[Task to complete]: Could you restate the data below word for word, without its pictures?

Collected data:
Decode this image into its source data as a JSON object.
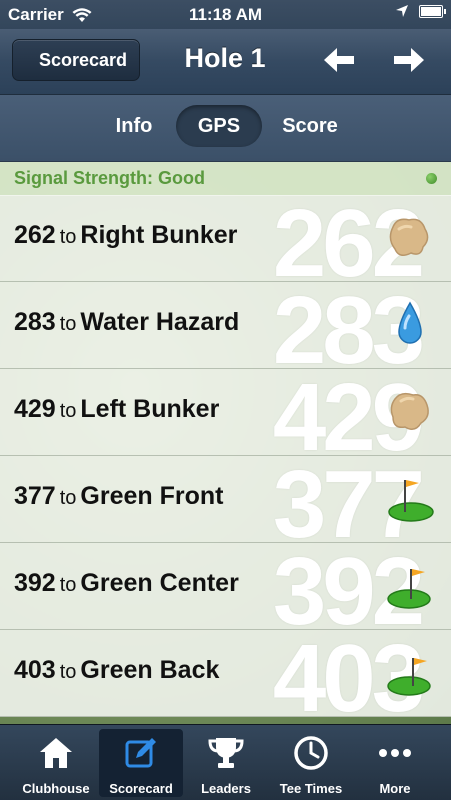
{
  "status": {
    "carrier": "Carrier",
    "time": "11:18 AM"
  },
  "nav": {
    "back_label": "Scorecard",
    "title": "Hole 1"
  },
  "segments": [
    {
      "label": "Info",
      "active": false
    },
    {
      "label": "GPS",
      "active": true
    },
    {
      "label": "Score",
      "active": false
    }
  ],
  "signal": {
    "text": "Signal Strength: Good",
    "color": "#5a9a3e"
  },
  "targets": [
    {
      "distance": "262",
      "to": "to",
      "name": "Right Bunker",
      "big": "262",
      "icon": "bunker-icon"
    },
    {
      "distance": "283",
      "to": "to",
      "name": "Water Hazard",
      "big": "283",
      "icon": "water-drop-icon"
    },
    {
      "distance": "429",
      "to": "to",
      "name": "Left Bunker",
      "big": "429",
      "icon": "bunker-icon"
    },
    {
      "distance": "377",
      "to": "to",
      "name": "Green Front",
      "big": "377",
      "icon": "green-flag-icon"
    },
    {
      "distance": "392",
      "to": "to",
      "name": "Green Center",
      "big": "392",
      "icon": "green-flag-icon"
    },
    {
      "distance": "403",
      "to": "to",
      "name": "Green Back",
      "big": "403",
      "icon": "green-flag-icon"
    }
  ],
  "tabs": [
    {
      "label": "Clubhouse",
      "icon": "house-icon",
      "active": false
    },
    {
      "label": "Scorecard",
      "icon": "scorecard-edit-icon",
      "active": true
    },
    {
      "label": "Leaders",
      "icon": "trophy-icon",
      "active": false
    },
    {
      "label": "Tee Times",
      "icon": "clock-icon",
      "active": false
    },
    {
      "label": "More",
      "icon": "more-dots-icon",
      "active": false
    }
  ]
}
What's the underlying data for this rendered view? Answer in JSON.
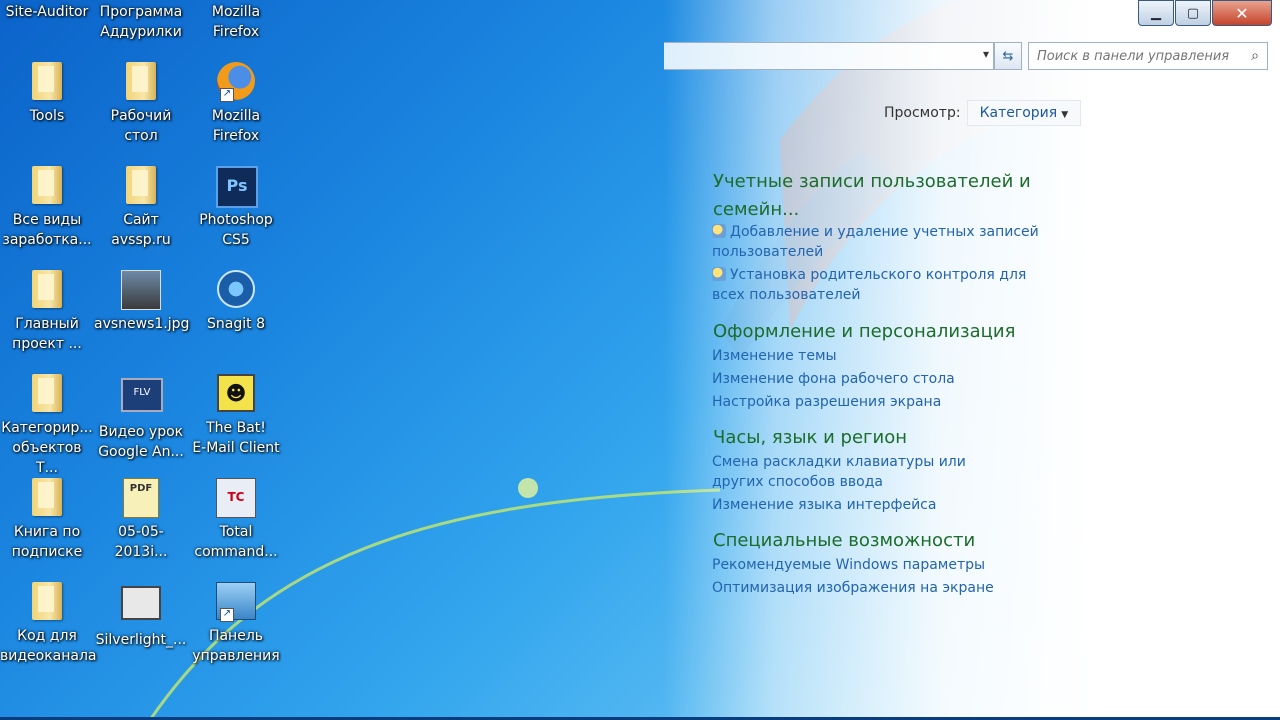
{
  "desktop": {
    "icons": [
      {
        "label": "Site-Auditor",
        "type": "text-only"
      },
      {
        "label": "Программа\nАддурилки",
        "type": "text-only"
      },
      {
        "label": "Mozilla\nFirefox",
        "type": "text-only"
      },
      {
        "label": "Tools",
        "type": "folder"
      },
      {
        "label": "Рабочий\nстол",
        "type": "folder"
      },
      {
        "label": "Mozilla\nFirefox",
        "type": "firefox"
      },
      {
        "label": "Все виды\nзаработка...",
        "type": "folder"
      },
      {
        "label": "Сайт avssp.ru",
        "type": "folder"
      },
      {
        "label": "Photoshop\nCS5",
        "type": "photoshop"
      },
      {
        "label": "Главный\nпроект ...",
        "type": "folder"
      },
      {
        "label": "avsnews1.jpg",
        "type": "photo"
      },
      {
        "label": "Snagit 8",
        "type": "snagit"
      },
      {
        "label": "Категорир...\nобъектов Т...",
        "type": "folder"
      },
      {
        "label": "Видео урок\nGoogle An...",
        "type": "flv"
      },
      {
        "label": "The Bat!\nE-Mail Client",
        "type": "thebat"
      },
      {
        "label": "Книга по\nподписке",
        "type": "folder"
      },
      {
        "label": "05-05-2013i...",
        "type": "pdf"
      },
      {
        "label": "Total\ncommand...",
        "type": "totalcmd"
      },
      {
        "label": "Код для\nвидеоканала",
        "type": "folder"
      },
      {
        "label": "Silverlight_...",
        "type": "silverlight"
      },
      {
        "label": "Панель\nуправления",
        "type": "controlpanel"
      }
    ],
    "icon_glyphs": {
      "flv": "FLV",
      "pdf": "PDF",
      "ps": "Ps",
      "bat": "☻",
      "tc": "TC"
    }
  },
  "window": {
    "buttons": {
      "minimize": "▁",
      "maximize": "▢",
      "close": "✕"
    },
    "address_arrow": "▾",
    "refresh_glyph": "⇆",
    "search": {
      "placeholder": "Поиск в панели управления",
      "icon": "search-icon"
    },
    "view": {
      "label": "Просмотр:",
      "value": "Категория"
    },
    "categories": [
      {
        "title": "Учетные записи пользователей и семейн...",
        "links": [
          "Добавление и удаление учетных записей пользователей",
          "Установка родительского контроля для всех пользователей"
        ]
      },
      {
        "title": "Оформление и персонализация",
        "links": [
          "Изменение темы",
          "Изменение фона рабочего стола",
          "Настройка разрешения экрана"
        ]
      },
      {
        "title": "Часы, язык и регион",
        "links": [
          "Смена раскладки клавиатуры или других способов ввода",
          "Изменение языка интерфейса"
        ]
      },
      {
        "title": "Специальные возможности",
        "links": [
          "Рекомендуемые Windows параметры",
          "Оптимизация изображения на экране"
        ]
      }
    ]
  },
  "colors": {
    "category_title": "#1c6c2b",
    "link": "#2264b0"
  }
}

[Your response]:
Decode this image into its source data as a JSON object.
{
  "status": {
    "carrier": "Carrier",
    "time": "11:18 AM"
  },
  "nav": {
    "back_label": "Scorecard",
    "title": "Hole 1"
  },
  "segments": [
    {
      "label": "Info",
      "active": false
    },
    {
      "label": "GPS",
      "active": true
    },
    {
      "label": "Score",
      "active": false
    }
  ],
  "signal": {
    "text": "Signal Strength: Good",
    "color": "#5a9a3e"
  },
  "targets": [
    {
      "distance": "262",
      "to": "to",
      "name": "Right Bunker",
      "big": "262",
      "icon": "bunker-icon"
    },
    {
      "distance": "283",
      "to": "to",
      "name": "Water Hazard",
      "big": "283",
      "icon": "water-drop-icon"
    },
    {
      "distance": "429",
      "to": "to",
      "name": "Left Bunker",
      "big": "429",
      "icon": "bunker-icon"
    },
    {
      "distance": "377",
      "to": "to",
      "name": "Green Front",
      "big": "377",
      "icon": "green-flag-icon"
    },
    {
      "distance": "392",
      "to": "to",
      "name": "Green Center",
      "big": "392",
      "icon": "green-flag-icon"
    },
    {
      "distance": "403",
      "to": "to",
      "name": "Green Back",
      "big": "403",
      "icon": "green-flag-icon"
    }
  ],
  "tabs": [
    {
      "label": "Clubhouse",
      "icon": "house-icon",
      "active": false
    },
    {
      "label": "Scorecard",
      "icon": "scorecard-edit-icon",
      "active": true
    },
    {
      "label": "Leaders",
      "icon": "trophy-icon",
      "active": false
    },
    {
      "label": "Tee Times",
      "icon": "clock-icon",
      "active": false
    },
    {
      "label": "More",
      "icon": "more-dots-icon",
      "active": false
    }
  ]
}
What's the underlying data for this rendered view? Answer in JSON.
{
  "desktop": {
    "icons": [
      {
        "label": "Site-Auditor",
        "type": "text-only"
      },
      {
        "label": "Программа\nАддурилки",
        "type": "text-only"
      },
      {
        "label": "Mozilla\nFirefox",
        "type": "text-only"
      },
      {
        "label": "Tools",
        "type": "folder"
      },
      {
        "label": "Рабочий\nстол",
        "type": "folder"
      },
      {
        "label": "Mozilla\nFirefox",
        "type": "firefox"
      },
      {
        "label": "Все виды\nзаработка...",
        "type": "folder"
      },
      {
        "label": "Сайт avssp.ru",
        "type": "folder"
      },
      {
        "label": "Photoshop\nCS5",
        "type": "photoshop"
      },
      {
        "label": "Главный\nпроект ...",
        "type": "folder"
      },
      {
        "label": "avsnews1.jpg",
        "type": "photo"
      },
      {
        "label": "Snagit 8",
        "type": "snagit"
      },
      {
        "label": "Категорир...\nобъектов Т...",
        "type": "folder"
      },
      {
        "label": "Видео урок\nGoogle An...",
        "type": "flv"
      },
      {
        "label": "The Bat!\nE-Mail Client",
        "type": "thebat"
      },
      {
        "label": "Книга по\nподписке",
        "type": "folder"
      },
      {
        "label": "05-05-2013i...",
        "type": "pdf"
      },
      {
        "label": "Total\ncommand...",
        "type": "totalcmd"
      },
      {
        "label": "Код для\nвидеоканала",
        "type": "folder"
      },
      {
        "label": "Silverlight_...",
        "type": "silverlight"
      },
      {
        "label": "Панель\nуправления",
        "type": "controlpanel"
      }
    ],
    "icon_glyphs": {
      "flv": "FLV",
      "pdf": "PDF",
      "ps": "Ps",
      "bat": "☻",
      "tc": "TC"
    }
  },
  "window": {
    "buttons": {
      "minimize": "▁",
      "maximize": "▢",
      "close": "✕"
    },
    "address_arrow": "▾",
    "refresh_glyph": "⇆",
    "search": {
      "placeholder": "Поиск в панели управления",
      "icon": "search-icon"
    },
    "view": {
      "label": "Просмотр:",
      "value": "Категория"
    },
    "categories": [
      {
        "title": "Учетные записи пользователей и семейн...",
        "links": [
          "Добавление и удаление учетных записей пользователей",
          "Установка родительского контроля для всех пользователей"
        ]
      },
      {
        "title": "Оформление и персонализация",
        "links": [
          "Изменение темы",
          "Изменение фона рабочего стола",
          "Настройка разрешения экрана"
        ]
      },
      {
        "title": "Часы, язык и регион",
        "links": [
          "Смена раскладки клавиатуры или других способов ввода",
          "Изменение языка интерфейса"
        ]
      },
      {
        "title": "Специальные возможности",
        "links": [
          "Рекомендуемые Windows параметры",
          "Оптимизация изображения на экране"
        ]
      }
    ]
  },
  "colors": {
    "category_title": "#1c6c2b",
    "link": "#2264b0"
  }
}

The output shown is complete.